Emergency Medicine Reports Latest Issue
Disease Presentations of the Uvula July 13, 2014
- Most infections of the uvula are viral.
- Bacterial infections are the most common cause of isolated uvulitis.
- Group A Streptococcus is the most common organism causing bacterial uvulitis.
- In cases of isolated uvular edema, think of the possibility of hereditary angioedema.
- Because thermal or chemical burns of the uvula are often associated with illegal activity, patients may not be forthcoming with this history.
Trauma Reports Latest Issue
Read the latest issue of this bimonthly, 12-page clinical monograph focusing on emergency care of adult and pediatric patients with moderate and severe traumatic injuries. Each issue gives you a practical, problem-solving, comprehensive review of a common clinical entity, packed with updated techniques you can apply immediately.
Trauma Resuscitation: The Use of Blood and Blood Products July 1, 2014
- Undifferentiated shock in trauma should be assumed to be hemorrhagic until proven otherwise. Hemorrhage represents 30-40% of mortality from trauma and may require significant volume to resuscitate.
- One pre- and post-intervention of a massive transfusion protocol showed improved outcomes with the 1:1 FFP:PRBC transfusion protocol for critically ill trauma patients at 24 hours and 30 days, and lower bleeding complications, with 18% and 21% absolute mortality reduction, respectively.
- Rapid depletion of fibrinogen has been shown in patients with significant blood loss exceeding 20% of their calculated blood volume, and fits within the conceptual understanding of the mechanism of traumatic consumptive coagulopathy.
- If thromboelastography can identify specific functional deficiencies of the traumatic coagulopathy, one can adapt the massive transfusion to simultaneously reverse the coagulopathy and shock while limiting the exposure to harm from excessive utilization of blood components.
- The most common side effects associated with PRBC transfusions reported in the CRIT trial were fever (1.9%), fluid overload (1.7%), and hypotension (1%). A pooled meta-analysis showed that the risk of developing an infectious complication was 1.8 times more likely and ARDS 2.5 times more likely with transfusion of blood.
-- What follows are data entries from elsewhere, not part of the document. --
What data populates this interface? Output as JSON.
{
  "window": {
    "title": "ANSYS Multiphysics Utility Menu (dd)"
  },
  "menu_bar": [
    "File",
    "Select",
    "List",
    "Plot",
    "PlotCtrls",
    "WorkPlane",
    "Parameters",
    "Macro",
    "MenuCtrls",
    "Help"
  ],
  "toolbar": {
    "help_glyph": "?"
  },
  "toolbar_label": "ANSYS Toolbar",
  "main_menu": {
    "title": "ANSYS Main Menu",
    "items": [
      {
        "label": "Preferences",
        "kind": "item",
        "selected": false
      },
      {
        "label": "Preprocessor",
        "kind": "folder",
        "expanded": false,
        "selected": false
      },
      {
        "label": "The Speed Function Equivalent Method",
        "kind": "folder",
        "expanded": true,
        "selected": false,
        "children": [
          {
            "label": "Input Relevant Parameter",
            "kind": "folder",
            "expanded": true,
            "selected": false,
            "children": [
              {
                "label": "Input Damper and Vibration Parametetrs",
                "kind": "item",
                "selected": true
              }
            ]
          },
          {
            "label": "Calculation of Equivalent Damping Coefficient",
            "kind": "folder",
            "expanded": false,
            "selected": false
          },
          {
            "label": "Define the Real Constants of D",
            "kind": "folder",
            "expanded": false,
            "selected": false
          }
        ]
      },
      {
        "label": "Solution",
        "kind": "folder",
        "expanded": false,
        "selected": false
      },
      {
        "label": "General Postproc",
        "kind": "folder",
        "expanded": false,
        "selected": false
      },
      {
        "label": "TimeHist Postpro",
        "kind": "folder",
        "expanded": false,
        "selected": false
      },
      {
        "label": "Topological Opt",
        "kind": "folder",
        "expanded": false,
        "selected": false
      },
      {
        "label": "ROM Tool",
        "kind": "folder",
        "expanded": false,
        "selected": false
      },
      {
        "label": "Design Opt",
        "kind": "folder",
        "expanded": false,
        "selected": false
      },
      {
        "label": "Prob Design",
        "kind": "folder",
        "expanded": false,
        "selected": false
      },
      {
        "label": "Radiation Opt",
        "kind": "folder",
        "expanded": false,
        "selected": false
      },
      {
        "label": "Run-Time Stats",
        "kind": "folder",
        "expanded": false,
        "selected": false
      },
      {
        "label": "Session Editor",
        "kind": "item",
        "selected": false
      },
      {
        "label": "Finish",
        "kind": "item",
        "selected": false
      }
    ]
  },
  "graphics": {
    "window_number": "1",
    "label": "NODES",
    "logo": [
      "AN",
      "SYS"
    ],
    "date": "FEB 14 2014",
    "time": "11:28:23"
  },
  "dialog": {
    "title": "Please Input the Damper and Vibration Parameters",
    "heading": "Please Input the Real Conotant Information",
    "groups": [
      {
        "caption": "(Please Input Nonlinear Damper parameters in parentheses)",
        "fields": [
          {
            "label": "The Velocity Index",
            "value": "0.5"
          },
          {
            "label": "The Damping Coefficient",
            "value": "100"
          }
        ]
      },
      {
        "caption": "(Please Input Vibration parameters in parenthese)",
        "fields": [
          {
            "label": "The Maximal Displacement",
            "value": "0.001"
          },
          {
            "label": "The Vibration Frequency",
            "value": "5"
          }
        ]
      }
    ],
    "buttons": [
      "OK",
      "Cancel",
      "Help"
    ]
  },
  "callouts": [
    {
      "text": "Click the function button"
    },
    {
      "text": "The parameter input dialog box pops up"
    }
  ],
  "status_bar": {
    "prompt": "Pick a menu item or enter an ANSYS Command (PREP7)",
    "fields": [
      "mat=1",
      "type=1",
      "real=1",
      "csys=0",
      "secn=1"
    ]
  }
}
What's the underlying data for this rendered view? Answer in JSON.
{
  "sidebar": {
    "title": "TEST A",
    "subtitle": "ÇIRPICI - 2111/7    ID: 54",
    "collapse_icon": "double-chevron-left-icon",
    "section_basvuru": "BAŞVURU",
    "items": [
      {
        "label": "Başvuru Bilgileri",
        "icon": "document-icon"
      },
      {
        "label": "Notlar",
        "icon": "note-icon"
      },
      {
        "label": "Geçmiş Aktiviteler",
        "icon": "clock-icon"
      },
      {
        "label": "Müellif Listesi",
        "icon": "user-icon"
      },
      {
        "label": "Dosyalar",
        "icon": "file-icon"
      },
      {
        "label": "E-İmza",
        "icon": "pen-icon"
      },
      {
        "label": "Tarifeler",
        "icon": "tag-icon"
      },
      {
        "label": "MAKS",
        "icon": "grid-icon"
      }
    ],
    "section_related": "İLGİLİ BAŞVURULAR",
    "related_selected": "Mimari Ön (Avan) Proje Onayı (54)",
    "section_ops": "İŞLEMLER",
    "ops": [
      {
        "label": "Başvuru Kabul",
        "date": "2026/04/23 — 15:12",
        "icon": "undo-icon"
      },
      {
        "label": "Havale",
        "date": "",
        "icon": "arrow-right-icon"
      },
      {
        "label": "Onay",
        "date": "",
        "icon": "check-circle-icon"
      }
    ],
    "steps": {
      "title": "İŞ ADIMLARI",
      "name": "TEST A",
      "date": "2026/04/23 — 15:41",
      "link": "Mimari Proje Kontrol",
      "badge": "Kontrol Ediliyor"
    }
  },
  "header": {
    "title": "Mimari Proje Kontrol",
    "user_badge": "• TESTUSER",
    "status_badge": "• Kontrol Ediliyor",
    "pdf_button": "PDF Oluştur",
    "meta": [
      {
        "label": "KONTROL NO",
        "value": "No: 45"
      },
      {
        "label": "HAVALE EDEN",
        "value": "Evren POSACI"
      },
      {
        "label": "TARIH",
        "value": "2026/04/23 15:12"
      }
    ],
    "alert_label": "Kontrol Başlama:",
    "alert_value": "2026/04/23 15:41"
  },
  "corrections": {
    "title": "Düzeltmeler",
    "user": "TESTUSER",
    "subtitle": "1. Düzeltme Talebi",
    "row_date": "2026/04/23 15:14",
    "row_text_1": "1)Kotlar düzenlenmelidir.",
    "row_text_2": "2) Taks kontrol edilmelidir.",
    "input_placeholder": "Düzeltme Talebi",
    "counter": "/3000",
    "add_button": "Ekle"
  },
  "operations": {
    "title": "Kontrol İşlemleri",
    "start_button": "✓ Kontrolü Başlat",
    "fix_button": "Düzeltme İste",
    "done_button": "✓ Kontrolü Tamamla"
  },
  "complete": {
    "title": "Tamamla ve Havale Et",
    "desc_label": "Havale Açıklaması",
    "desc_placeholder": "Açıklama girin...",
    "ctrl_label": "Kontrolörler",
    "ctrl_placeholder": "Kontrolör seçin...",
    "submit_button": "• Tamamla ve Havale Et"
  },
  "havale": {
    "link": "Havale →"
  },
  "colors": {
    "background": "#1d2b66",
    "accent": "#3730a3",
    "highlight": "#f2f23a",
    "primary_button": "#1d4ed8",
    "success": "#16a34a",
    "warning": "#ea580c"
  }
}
- Clinical findings of TRALI are tachypnea, cyanosis, frothy pulmonary secretions, dyspnea, hypotension, tachycardia, and fever within 6 hours of transfusion, although most cases occur within 1-2 hours.